#### Work instruction
Print the listing in full, with no character changed.

Given records below:

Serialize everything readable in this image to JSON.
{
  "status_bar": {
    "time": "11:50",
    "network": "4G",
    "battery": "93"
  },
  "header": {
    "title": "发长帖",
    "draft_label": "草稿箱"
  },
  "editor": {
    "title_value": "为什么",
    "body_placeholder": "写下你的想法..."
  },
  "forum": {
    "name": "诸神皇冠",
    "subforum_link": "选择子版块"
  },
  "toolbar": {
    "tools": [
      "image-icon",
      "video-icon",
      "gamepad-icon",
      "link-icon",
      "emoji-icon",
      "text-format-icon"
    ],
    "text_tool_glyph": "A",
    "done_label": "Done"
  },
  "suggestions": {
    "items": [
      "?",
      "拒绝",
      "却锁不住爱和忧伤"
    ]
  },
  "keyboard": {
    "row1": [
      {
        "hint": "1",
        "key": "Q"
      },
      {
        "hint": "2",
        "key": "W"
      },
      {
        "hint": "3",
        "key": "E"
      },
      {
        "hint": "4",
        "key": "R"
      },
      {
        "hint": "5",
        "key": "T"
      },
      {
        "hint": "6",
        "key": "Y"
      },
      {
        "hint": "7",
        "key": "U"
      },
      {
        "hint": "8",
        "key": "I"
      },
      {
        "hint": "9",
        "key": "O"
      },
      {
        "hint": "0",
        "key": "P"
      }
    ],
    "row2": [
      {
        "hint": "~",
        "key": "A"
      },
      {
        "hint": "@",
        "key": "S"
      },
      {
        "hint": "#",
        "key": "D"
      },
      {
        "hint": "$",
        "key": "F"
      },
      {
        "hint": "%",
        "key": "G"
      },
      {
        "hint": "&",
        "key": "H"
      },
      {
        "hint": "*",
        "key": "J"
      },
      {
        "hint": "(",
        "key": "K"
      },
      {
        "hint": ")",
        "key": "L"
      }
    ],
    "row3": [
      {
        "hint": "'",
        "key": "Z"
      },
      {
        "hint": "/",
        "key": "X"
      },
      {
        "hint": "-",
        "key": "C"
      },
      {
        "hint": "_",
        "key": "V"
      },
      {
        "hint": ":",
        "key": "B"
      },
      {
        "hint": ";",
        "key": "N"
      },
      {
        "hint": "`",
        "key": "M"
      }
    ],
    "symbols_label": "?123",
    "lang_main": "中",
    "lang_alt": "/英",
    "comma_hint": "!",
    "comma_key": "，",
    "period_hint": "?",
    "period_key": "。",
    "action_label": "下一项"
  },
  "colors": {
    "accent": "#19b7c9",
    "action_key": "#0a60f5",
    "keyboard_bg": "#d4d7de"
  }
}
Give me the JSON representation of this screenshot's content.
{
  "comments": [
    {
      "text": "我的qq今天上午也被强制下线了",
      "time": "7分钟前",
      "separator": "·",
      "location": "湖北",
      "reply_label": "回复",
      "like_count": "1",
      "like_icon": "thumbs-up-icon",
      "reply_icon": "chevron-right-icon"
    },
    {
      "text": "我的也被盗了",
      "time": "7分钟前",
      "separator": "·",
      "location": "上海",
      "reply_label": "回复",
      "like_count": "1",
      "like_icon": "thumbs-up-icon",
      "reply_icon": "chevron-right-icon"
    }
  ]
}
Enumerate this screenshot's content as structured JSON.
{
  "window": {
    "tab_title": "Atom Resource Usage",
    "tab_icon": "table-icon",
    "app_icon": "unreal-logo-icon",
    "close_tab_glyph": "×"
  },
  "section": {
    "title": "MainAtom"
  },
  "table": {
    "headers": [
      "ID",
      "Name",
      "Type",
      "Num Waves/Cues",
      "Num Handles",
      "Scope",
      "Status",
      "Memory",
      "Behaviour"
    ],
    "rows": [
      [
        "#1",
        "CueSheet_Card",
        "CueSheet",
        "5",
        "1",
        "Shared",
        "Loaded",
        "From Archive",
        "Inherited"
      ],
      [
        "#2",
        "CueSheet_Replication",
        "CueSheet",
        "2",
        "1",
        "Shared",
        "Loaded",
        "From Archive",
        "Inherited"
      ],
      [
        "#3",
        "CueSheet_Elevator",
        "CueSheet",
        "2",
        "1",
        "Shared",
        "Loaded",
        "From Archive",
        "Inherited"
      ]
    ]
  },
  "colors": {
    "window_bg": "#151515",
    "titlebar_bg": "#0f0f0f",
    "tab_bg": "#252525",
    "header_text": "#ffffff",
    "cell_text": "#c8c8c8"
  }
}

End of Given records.

#### Problem solution
Serialize everything readable in this image to JSON.
{
  "status_bar": {
    "time": "11:50",
    "network": "4G",
    "battery": "93"
  },
  "header": {
    "title": "发长帖",
    "draft_label": "草稿箱"
  },
  "editor": {
    "title_value": "为什么",
    "body_placeholder": "写下你的想法..."
  },
  "forum": {
    "name": "诸神皇冠",
    "subforum_link": "选择子版块"
  },
  "toolbar": {
    "tools": [
      "image-icon",
      "video-icon",
      "gamepad-icon",
      "link-icon",
      "emoji-icon",
      "text-format-icon"
    ],
    "text_tool_glyph": "A",
    "done_label": "Done"
  },
  "suggestions": {
    "items": [
      "?",
      "拒绝",
      "却锁不住爱和忧伤"
    ]
  },
  "keyboard": {
    "row1": [
      {
        "hint": "1",
        "key": "Q"
      },
      {
        "hint": "2",
        "key": "W"
      },
      {
        "hint": "3",
        "key": "E"
      },
      {
        "hint": "4",
        "key": "R"
      },
      {
        "hint": "5",
        "key": "T"
      },
      {
        "hint": "6",
        "key": "Y"
      },
      {
        "hint": "7",
        "key": "U"
      },
      {
        "hint": "8",
        "key": "I"
      },
      {
        "hint": "9",
        "key": "O"
      },
      {
        "hint": "0",
        "key": "P"
      }
    ],
    "row2": [
      {
        "hint": "~",
        "key": "A"
      },
      {
        "hint": "@",
        "key": "S"
      },
      {
        "hint": "#",
        "key": "D"
      },
      {
        "hint": "$",
        "key": "F"
      },
      {
        "hint": "%",
        "key": "G"
      },
      {
        "hint": "&",
        "key": "H"
      },
      {
        "hint": "*",
        "key": "J"
      },
      {
        "hint": "(",
        "key": "K"
      },
      {
        "hint": ")",
        "key": "L"
      }
    ],
    "row3": [
      {
        "hint": "'",
        "key": "Z"
      },
      {
        "hint": "/",
        "key": "X"
      },
      {
        "hint": "-",
        "key": "C"
      },
      {
        "hint": "_",
        "key": "V"
      },
      {
        "hint": ":",
        "key": "B"
      },
      {
        "hint": ";",
        "key": "N"
      },
      {
        "hint": "`",
        "key": "M"
      }
    ],
    "symbols_label": "?123",
    "lang_main": "中",
    "lang_alt": "/英",
    "comma_hint": "!",
    "comma_key": "，",
    "period_hint": "?",
    "period_key": "。",
    "action_label": "下一项"
  },
  "colors": {
    "accent": "#19b7c9",
    "action_key": "#0a60f5",
    "keyboard_bg": "#d4d7de"
  }
}
Give me the JSON representation of this screenshot's content.
{
  "comments": [
    {
      "text": "我的qq今天上午也被强制下线了",
      "time": "7分钟前",
      "separator": "·",
      "location": "湖北",
      "reply_label": "回复",
      "like_count": "1",
      "like_icon": "thumbs-up-icon",
      "reply_icon": "chevron-right-icon"
    },
    {
      "text": "我的也被盗了",
      "time": "7分钟前",
      "separator": "·",
      "location": "上海",
      "reply_label": "回复",
      "like_count": "1",
      "like_icon": "thumbs-up-icon",
      "reply_icon": "chevron-right-icon"
    }
  ]
}
Enumerate this screenshot's content as structured JSON.
{
  "window": {
    "tab_title": "Atom Resource Usage",
    "tab_icon": "table-icon",
    "app_icon": "unreal-logo-icon",
    "close_tab_glyph": "×"
  },
  "section": {
    "title": "MainAtom"
  },
  "table": {
    "headers": [
      "ID",
      "Name",
      "Type",
      "Num Waves/Cues",
      "Num Handles",
      "Scope",
      "Status",
      "Memory",
      "Behaviour"
    ],
    "rows": [
      [
        "#1",
        "CueSheet_Card",
        "CueSheet",
        "5",
        "1",
        "Shared",
        "Loaded",
        "From Archive",
        "Inherited"
      ],
      [
        "#2",
        "CueSheet_Replication",
        "CueSheet",
        "2",
        "1",
        "Shared",
        "Loaded",
        "From Archive",
        "Inherited"
      ],
      [
        "#3",
        "CueSheet_Elevator",
        "CueSheet",
        "2",
        "1",
        "Shared",
        "Loaded",
        "From Archive",
        "Inherited"
      ]
    ]
  },
  "colors": {
    "window_bg": "#151515",
    "titlebar_bg": "#0f0f0f",
    "tab_bg": "#252525",
    "header_text": "#ffffff",
    "cell_text": "#c8c8c8"
  }
}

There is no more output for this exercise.